As members of Seattle’s Gender Equity in Pay Task Force, we are committed to equal pay for equal work. We appreciate the recognition by the Seattle Times’ editorial board that sometimes invisible institutional and cultural barriers prevent women from achieving equal pay with men. And we agree that the first priority of Seattle’s Mayor and City Council should be to tackle structures and practices that lead to a 9.5% difference in the earnings of women and men employed by the City.

However, we disagree with the editorial board that efforts to address Seattle’s pay gap should end with City employees. The editorial argues that the City should confine their work to close the pay gap to City Hall and let the private sector act in good faith. If leading by example were enough, then women throughout the Seattle metropolitan area would be making 90.5 cents to every dollar earned by men rather than just 73 cents—even less for women of color.

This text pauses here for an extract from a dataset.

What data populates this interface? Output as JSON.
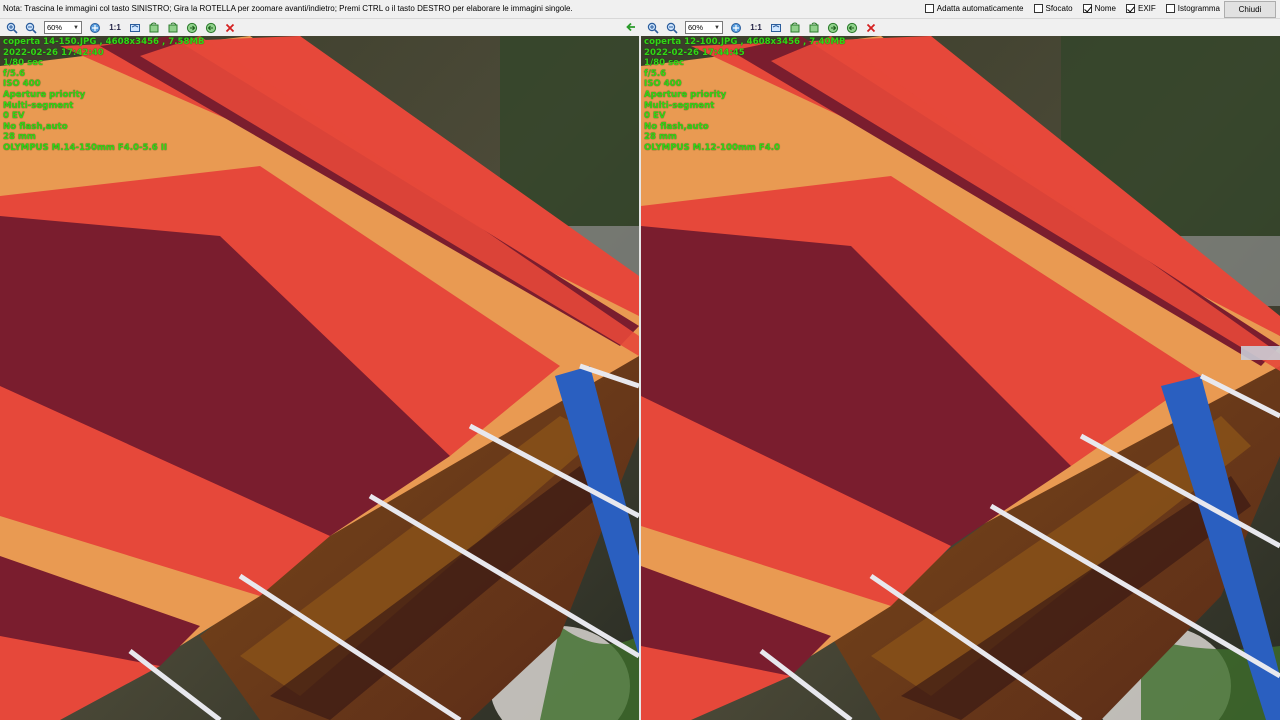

They also argue that programs like sick days and family leave—which have enormous impacts on the economic security of working women—would be detrimental to small businesses. But the experience of paid sick days in Seattle and family leave programs across the country provide more than ample proof that paid leave is good for workers, families and business.

If women earned equal pay, their families would have greater economic security, children would have better health and opportunity, and our whole economy would be more prosperous. A 2013 study by the National Partnership for Women and Families showed over $7 billion missing from our local economy because women are paid so much less.

A Stanford study concluded that up to 40% of the wage gap nationally cannot be explained by differences in jobs, qualifications, or hours worked.

The good news for City of Seattle employees, according to our task force analyses, is that men and women with the same job title and grade do earn the same. But in City employment, as in our broader society, men and women tend to hold different jobs. Jobs dominated by women pay much less than jobs held primarily by men. Jobs in which women of color are concentrated pay least of all.

Because of that, our first recommendation as a task force is that the City conduct an analysis that scores jobs on their skill, effort, and responsibility. Then we will know if some jobs are undervalued simply because they are "women’s work."

We also recommend that the City develop consistent family-friendly policies. Throughout our society, women remain the primary caregivers—for newborns, sick children, elderly parents. While the City already has model employee benefits in most respects, access to family-friendly policies such as flexible scheduling is uneven across departments, and the City lacks a paid parental leave policy.

Policies that make balancing work and family difficult without enhancing job outcomes are the kind of institutional biases that all employers must change for women to reach parity in opportunities and earnings with men.

We’ve made a lot of progress in the 50 years since Congress banned discrimination in employment on the basis of sex and race. But we can do better.

Our Mayor and City Council have a responsibility to serve everyone who lives and works in Seattle. Our task force was united in recommending that the City both lead by example and where appropriate pursue new laws. Together, we hope to make Seattle the first city to assure that everyone has access to equal pay, regardless of gender, race, and gender identity.